grade for some students.
Report cards for these students had to be reprinted to reflect t he recalculated student exam
performance and any change to the course grade. As a result, all student report cards were held until
this work was fin ished. All report cards were mailed on Friday, June 27, 2014.
As we have said previously, poor exam results genera lly do not lead to course failure for most of our
high school students. At t he high schoo l level, 4,545 students took Algebra and just 288 of them fai led
the course because t hey failed the exam . The reca lculation barely altered this number- reducing it to
275 students.
MCPS w ill offer students additional opportunities to receive targeted instruction and retake the
semester exam during the summer. A letter is being sent to parents of all students who took Algebra 1
during t he 2013-2014 school year explaining t he grade reca lculatio n and t he opportunities to retake the
semester exam . Parents should contact their schools to have t heir student enrolled.
Losing Instructional Time

Every year, many teachers are concerned that they don't have enough time to help students build a
deep understanding of mathematics. The issue was exacerbated for students taking Algebra 1B during
the second semester of the 2013-2014 school year.
This was the first year that students were being taught Algebra 1 using a curriculum aligned to the
Common Core State Standards (CCSS), which the state of Maryland has required all districts to use as
the foundation for math and English language arts instruction. The MCPS semester exam was aligned to
this more rigorous curriculum and some "implementation dip" in performance was expected.

1

Attachment C

However, the state also required these students to take the Maryland Algebra/Data Analysis HSA. The
HSA has not been changed to align with the CCSS, but must be passed in order for students to graduate.
Therefore, additional time had to be taken out of Algebra 1B instruction to provide instruction in areas
that are tested on the HSA, but are no longer part ofthe Algebra 1 class. For instance, many of the data
analysis concepts taught in Algebra 1 previously-and still included on the Algebra 1 HSA-are not
taught in the Common Core-aligned Algebra 1. For midd le school students this was further exacerbated
because they also had to take the Maryland School Assessments in reading and mathematics.
The Algebra/Data Analysis HSA will be replaced by a new Common Core-aligned assessment (PARCC)
next year. In March, the Montgomery County Board of Education sent Maryland State Superintendent
Lillian Lowery a letter raising concerns about the transition from the HSA to the new assessments, and
asked her to consider temporarily removing the high stakes nature of the HSA until the transition was
complete. Read the letter
Addressing Math Performance
Even after the grade reca lculations, the percentage of students fa iling Algebra 1 semester exams,
especially in high schoo l, is too high, as it is on other math semester exams. There are multiple issues
related to this performance that were outlined in the recently released report of the MCPS Mathematics
Semester Exam Work Group.
Superintendent Joshua Starr has introduced a five-point plan aimed at improving student understanding
and performance in mathematics. Learn more about the work group report and Dr. Starr's plan on the
MCPS website .
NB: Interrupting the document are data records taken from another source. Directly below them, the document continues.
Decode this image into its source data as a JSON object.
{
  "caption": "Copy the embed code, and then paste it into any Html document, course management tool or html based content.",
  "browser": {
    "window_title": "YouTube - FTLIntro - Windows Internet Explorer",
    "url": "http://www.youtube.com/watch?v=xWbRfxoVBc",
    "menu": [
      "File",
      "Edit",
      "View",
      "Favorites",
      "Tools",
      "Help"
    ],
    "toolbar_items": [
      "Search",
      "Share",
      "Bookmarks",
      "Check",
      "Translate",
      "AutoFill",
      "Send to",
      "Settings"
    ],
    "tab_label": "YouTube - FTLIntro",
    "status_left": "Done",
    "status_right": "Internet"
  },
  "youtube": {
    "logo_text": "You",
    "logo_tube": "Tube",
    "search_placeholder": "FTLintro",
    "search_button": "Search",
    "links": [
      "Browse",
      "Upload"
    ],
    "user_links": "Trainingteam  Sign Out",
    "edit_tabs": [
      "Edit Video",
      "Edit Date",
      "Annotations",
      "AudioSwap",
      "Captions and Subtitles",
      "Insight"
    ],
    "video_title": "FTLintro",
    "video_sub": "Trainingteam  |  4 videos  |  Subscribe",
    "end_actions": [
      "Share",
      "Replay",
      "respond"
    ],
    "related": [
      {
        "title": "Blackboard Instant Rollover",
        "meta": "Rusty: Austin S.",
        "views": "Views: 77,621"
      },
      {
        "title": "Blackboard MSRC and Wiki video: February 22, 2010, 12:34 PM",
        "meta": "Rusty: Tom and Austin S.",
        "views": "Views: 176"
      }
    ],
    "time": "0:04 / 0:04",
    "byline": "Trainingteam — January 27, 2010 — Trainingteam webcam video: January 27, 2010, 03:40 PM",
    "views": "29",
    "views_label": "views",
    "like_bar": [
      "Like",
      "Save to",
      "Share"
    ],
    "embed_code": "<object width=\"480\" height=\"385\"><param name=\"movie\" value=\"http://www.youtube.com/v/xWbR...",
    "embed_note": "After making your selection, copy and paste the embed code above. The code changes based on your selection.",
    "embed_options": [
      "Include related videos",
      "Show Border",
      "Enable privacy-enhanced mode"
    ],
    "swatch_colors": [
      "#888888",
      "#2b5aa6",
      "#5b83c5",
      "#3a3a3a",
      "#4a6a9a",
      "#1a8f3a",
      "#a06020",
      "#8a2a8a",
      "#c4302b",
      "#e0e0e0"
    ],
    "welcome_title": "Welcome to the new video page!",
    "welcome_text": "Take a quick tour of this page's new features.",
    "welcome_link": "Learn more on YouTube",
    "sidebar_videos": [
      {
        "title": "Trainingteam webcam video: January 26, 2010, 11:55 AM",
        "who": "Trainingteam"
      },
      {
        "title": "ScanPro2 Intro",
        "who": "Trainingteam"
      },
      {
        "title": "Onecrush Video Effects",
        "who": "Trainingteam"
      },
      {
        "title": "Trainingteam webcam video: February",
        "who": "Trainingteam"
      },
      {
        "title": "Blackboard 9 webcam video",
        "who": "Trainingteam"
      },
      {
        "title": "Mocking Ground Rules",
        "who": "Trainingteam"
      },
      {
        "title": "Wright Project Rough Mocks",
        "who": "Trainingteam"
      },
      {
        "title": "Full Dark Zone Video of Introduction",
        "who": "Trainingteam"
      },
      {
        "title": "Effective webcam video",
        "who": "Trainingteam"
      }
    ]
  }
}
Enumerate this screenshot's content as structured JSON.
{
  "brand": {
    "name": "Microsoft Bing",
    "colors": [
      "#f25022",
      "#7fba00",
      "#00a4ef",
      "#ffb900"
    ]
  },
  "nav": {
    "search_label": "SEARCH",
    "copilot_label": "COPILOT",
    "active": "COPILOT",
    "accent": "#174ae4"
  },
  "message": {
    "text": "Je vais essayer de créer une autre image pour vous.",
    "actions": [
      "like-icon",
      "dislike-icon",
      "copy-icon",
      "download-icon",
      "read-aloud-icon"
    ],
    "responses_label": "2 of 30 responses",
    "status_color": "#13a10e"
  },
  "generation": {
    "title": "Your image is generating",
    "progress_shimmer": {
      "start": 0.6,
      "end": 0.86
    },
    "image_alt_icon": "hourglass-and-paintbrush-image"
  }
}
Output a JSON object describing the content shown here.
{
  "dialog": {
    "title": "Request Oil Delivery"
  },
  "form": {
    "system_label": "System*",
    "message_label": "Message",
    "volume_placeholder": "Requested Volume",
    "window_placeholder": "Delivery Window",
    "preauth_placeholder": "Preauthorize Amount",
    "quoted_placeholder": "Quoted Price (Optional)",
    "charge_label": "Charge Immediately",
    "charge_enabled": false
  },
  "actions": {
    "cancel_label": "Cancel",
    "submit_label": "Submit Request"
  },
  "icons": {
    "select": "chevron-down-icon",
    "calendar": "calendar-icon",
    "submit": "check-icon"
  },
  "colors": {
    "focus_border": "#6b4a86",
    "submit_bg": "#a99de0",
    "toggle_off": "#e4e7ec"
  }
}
Algebra Semester Exam Failures June 2013- June 2014

Middle
School
High
School
Total

Algebra 18 June 2013
EnrollFailed
%of
ment
Exam
Enroll.
767
7,560
10%

Algebra 1A January 2014
EnrollFailed
%of
ment
Exam
Enroll.
12%
7,180
893

Algebra lB June 2014
Initial
Enrol lFailed
%of
ment
Exam
Enroll
23%
7,038
1,620

Algebra lB June 2014
Grade Recalculation
EnrollFai led
%of
ment
Exa m
Enro ll.
12%
7,038
862

4,536

3107

68%

4,685

2,877

61%

4,545

3,713

82%

4,545

3,090

68%

12,096

3874

32%

11,865

3,770

32%

11,583

5,333

46%

11,583

3,952

34%

2